All too often, conversations weigh past performance and focus on misses. Companies push SMART — specific, measurable, achievable, relevant and timebound — goals, which are often tactical rather than inspirational.
Think about the impact on performance if reviews stressed the positives and provided praise. Imagine if performance reviews enabled managers to express gratitude and appreciation. Then, instead of leaving the session despondent, employees would feel valued and inspired. While such a review might not result in a raise or promotion, it would generate goodwill and focus on the employees’ strengths.
Best Served Fresh
Negative feedback is best provided immediately, and then forgotten, unless the issue repeats. Employees need a safe environment to fail forward, which is essential for creativity and breakthroughs. By encouraging people to test the limits and learn from their mistakes, they must be able to try and fail.
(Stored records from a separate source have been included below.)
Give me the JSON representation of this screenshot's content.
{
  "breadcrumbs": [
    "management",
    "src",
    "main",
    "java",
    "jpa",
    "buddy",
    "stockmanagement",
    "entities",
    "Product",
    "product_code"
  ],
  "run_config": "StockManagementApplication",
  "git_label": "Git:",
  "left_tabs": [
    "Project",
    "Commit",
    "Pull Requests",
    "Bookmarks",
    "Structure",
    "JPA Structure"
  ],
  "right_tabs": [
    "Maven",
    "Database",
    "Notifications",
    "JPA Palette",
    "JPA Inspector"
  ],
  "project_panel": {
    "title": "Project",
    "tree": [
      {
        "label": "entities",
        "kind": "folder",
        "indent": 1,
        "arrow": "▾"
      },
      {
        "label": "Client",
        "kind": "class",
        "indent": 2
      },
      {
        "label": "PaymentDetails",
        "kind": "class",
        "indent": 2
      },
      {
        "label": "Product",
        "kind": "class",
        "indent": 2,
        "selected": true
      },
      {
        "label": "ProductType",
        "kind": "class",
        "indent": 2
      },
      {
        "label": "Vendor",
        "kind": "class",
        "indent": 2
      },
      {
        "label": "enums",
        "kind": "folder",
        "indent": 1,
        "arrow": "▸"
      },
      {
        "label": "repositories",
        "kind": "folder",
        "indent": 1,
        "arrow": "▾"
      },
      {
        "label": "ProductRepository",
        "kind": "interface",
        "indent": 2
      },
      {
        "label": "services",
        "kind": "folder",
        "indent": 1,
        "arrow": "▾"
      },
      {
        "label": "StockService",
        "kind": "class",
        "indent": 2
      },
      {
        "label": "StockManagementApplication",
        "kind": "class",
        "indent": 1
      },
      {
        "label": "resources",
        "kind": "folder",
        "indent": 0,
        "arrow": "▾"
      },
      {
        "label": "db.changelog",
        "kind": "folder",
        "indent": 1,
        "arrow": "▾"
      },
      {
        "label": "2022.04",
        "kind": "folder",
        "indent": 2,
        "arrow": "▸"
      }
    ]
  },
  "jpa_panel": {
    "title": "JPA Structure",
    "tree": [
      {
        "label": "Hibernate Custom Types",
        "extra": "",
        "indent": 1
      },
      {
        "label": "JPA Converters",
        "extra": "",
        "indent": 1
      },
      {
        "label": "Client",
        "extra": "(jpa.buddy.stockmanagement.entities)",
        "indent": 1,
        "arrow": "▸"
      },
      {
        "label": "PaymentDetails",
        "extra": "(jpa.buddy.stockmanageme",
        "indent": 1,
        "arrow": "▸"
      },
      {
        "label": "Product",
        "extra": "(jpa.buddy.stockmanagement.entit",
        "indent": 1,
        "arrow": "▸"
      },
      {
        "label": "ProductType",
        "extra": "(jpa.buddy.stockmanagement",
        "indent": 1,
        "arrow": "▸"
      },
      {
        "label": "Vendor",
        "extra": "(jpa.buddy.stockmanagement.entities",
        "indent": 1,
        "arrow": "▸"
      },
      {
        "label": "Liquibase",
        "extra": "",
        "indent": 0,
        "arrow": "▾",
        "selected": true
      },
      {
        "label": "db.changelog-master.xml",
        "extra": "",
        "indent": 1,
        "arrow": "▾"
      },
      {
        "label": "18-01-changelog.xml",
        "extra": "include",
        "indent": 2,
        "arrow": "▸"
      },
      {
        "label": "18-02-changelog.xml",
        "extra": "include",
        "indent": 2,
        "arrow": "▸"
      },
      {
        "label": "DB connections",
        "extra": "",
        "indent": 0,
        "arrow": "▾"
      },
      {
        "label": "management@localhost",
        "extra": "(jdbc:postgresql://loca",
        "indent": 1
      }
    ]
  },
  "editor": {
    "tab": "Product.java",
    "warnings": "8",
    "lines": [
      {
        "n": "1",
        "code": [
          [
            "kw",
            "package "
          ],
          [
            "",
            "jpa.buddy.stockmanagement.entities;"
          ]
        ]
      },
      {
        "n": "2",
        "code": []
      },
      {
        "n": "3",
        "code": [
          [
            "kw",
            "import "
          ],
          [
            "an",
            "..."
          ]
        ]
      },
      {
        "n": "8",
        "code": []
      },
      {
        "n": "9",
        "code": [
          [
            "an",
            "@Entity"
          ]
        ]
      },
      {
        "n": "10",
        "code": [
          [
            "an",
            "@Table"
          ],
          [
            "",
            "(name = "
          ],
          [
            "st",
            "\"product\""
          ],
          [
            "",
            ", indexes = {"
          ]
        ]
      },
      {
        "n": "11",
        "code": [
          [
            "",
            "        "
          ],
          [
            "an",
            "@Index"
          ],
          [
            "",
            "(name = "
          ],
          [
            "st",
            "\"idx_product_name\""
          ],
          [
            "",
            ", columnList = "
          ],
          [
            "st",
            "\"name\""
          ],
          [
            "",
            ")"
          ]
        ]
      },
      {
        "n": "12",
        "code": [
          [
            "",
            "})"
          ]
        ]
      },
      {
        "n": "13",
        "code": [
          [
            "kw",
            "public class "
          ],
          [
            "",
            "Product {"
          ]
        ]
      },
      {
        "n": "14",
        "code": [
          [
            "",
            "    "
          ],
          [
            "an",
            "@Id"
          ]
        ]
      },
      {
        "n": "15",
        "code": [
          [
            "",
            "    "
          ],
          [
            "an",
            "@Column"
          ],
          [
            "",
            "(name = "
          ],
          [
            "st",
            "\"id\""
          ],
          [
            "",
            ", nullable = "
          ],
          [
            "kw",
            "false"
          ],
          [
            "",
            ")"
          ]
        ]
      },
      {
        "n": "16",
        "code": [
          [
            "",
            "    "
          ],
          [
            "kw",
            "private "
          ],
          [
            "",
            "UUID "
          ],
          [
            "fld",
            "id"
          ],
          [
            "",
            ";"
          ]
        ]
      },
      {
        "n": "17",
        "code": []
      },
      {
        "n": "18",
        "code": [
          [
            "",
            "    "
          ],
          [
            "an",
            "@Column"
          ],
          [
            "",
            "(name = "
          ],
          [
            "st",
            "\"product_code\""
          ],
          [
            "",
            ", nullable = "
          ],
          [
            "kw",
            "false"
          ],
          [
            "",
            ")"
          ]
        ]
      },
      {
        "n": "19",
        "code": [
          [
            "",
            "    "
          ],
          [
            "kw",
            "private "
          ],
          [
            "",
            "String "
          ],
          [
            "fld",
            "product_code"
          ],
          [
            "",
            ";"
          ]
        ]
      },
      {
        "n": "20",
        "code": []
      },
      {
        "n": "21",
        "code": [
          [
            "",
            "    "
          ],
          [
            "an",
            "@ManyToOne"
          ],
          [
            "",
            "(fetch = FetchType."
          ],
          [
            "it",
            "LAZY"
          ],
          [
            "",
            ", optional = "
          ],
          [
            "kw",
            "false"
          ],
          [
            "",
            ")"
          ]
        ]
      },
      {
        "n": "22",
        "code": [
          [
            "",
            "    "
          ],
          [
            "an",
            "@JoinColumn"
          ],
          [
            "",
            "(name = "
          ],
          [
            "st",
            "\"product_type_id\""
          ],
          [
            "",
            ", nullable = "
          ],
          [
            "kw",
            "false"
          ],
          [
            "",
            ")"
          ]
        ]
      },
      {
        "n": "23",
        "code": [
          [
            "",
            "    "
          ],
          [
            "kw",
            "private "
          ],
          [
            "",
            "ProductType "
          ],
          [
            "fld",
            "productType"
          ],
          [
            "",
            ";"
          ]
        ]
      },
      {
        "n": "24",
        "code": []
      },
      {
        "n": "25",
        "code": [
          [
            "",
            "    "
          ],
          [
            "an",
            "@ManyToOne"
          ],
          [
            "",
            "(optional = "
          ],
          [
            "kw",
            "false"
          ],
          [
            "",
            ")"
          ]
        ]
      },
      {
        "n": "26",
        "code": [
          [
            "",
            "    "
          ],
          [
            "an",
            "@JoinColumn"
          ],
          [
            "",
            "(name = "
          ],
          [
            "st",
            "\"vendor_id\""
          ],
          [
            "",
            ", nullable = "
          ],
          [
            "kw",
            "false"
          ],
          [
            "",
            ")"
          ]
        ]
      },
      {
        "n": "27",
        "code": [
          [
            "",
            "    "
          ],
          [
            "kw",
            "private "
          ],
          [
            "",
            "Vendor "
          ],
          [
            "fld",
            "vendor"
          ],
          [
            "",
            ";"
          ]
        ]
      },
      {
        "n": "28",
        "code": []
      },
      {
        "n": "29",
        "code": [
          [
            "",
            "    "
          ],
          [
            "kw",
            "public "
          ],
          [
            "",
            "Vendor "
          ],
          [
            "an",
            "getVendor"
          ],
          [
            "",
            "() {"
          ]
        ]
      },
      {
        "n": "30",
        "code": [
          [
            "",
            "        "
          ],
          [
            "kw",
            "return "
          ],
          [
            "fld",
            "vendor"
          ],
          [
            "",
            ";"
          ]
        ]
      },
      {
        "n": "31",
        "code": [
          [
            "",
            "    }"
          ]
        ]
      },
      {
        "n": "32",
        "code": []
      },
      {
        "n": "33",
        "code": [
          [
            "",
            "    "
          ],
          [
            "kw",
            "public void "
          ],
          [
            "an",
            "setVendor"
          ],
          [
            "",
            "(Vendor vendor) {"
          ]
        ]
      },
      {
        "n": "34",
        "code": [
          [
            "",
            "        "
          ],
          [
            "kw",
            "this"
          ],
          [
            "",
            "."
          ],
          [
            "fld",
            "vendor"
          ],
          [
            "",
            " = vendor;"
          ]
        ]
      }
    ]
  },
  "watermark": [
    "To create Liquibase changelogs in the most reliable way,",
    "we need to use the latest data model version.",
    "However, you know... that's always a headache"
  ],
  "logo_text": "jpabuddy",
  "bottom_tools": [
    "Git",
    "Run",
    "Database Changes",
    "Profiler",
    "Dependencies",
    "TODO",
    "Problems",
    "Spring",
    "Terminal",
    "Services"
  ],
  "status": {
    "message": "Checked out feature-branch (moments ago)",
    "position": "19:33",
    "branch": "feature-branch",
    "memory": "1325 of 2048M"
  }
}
These same breakthroughs are possible outcomes from quarterly supplier reviews.
Too often, however, corporations rely on policies to drive practices that focus on compliance rather than finding opportunities. Often, these structured reviews support a metrics-driven agenda, looking at past performance rather than opening a discourse on what could be.
Returning to the classroom as a student, with an inspiring teacher, made me remember the feeling of belonging, being totally accepted and included. Creating a sense of belonging and a desire to excel is linked to radiating a positive attitude from the top — and is possible not only in the classroom, but also in any workplace.
Why We Do What We Do
It also can be applied to reviews related to diversity, equity and inclusion (DEI) initiatives.
Looking back on my corporate career, it seems like leadership can use a lesson on inclusion. For example, DEI programs frequently rely on consultants to survey their employees, identifying strengths and weaknesses and setting targets. This shows a lack of support, turning community development into a reporting exercise.
In quarterly reviews, when leadership focuses on bottom-line results, they leave line managers to determine how to create a balanced workplace with inclusion while delivering outcomes. The subtle message is to prioritize results.
This does not mean that corporate employees are doomed. But it does require an infusion of passion and shift of focus. If you want exceptional performance, provide an environment that supports experimentation and allows for failure. Create a process that (1) sees the potential in everyone, (2) takes time to recognize their growth and (3) challenges them to be their very best.
In truth, not all educators can bring their passion to the classroom; for many, it is simply a job, measured by results. But my experience at Rutgers University shows what is possible. Imagine if quarterly reviews were about extolling the positives, showcasing strengths, and inspiring others.
Just by changing the way we deliver feedback, we might find change mindsets and deliver previously unimaginable results.